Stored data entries
★ ★ ★ ★ ★ ★ ★

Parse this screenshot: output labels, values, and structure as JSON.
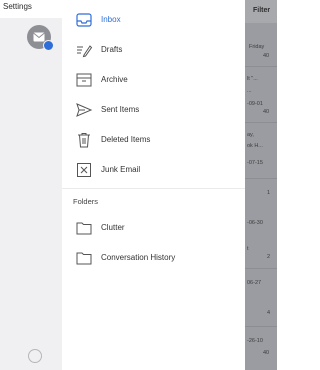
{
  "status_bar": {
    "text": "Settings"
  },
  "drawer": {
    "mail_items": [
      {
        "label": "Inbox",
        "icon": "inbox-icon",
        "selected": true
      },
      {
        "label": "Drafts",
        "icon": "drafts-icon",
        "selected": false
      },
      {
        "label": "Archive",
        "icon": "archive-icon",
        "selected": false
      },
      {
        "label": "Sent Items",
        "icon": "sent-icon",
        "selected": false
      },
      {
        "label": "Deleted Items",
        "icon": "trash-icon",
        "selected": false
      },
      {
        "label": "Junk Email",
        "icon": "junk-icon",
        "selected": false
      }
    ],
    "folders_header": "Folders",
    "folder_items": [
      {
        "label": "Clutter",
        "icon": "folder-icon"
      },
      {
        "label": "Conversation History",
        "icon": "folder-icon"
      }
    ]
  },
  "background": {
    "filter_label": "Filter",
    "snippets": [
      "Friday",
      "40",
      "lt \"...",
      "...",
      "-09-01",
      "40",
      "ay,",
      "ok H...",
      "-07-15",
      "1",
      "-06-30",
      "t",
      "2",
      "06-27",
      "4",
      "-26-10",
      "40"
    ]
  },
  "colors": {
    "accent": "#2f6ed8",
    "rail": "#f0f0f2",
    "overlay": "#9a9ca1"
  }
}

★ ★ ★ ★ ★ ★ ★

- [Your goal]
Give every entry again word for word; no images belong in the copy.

- [Result of the exercise]
Parse this screenshot: output labels, values, and structure as JSON.
{
  "status_bar": {
    "text": "Settings"
  },
  "drawer": {
    "mail_items": [
      {
        "label": "Inbox",
        "icon": "inbox-icon",
        "selected": true
      },
      {
        "label": "Drafts",
        "icon": "drafts-icon",
        "selected": false
      },
      {
        "label": "Archive",
        "icon": "archive-icon",
        "selected": false
      },
      {
        "label": "Sent Items",
        "icon": "sent-icon",
        "selected": false
      },
      {
        "label": "Deleted Items",
        "icon": "trash-icon",
        "selected": false
      },
      {
        "label": "Junk Email",
        "icon": "junk-icon",
        "selected": false
      }
    ],
    "folders_header": "Folders",
    "folder_items": [
      {
        "label": "Clutter",
        "icon": "folder-icon"
      },
      {
        "label": "Conversation History",
        "icon": "folder-icon"
      }
    ]
  },
  "background": {
    "filter_label": "Filter",
    "snippets": [
      "Friday",
      "40",
      "lt \"...",
      "...",
      "-09-01",
      "40",
      "ay,",
      "ok H...",
      "-07-15",
      "1",
      "-06-30",
      "t",
      "2",
      "06-27",
      "4",
      "-26-10",
      "40"
    ]
  },
  "colors": {
    "accent": "#2f6ed8",
    "rail": "#f0f0f2",
    "overlay": "#9a9ca1"
  }
}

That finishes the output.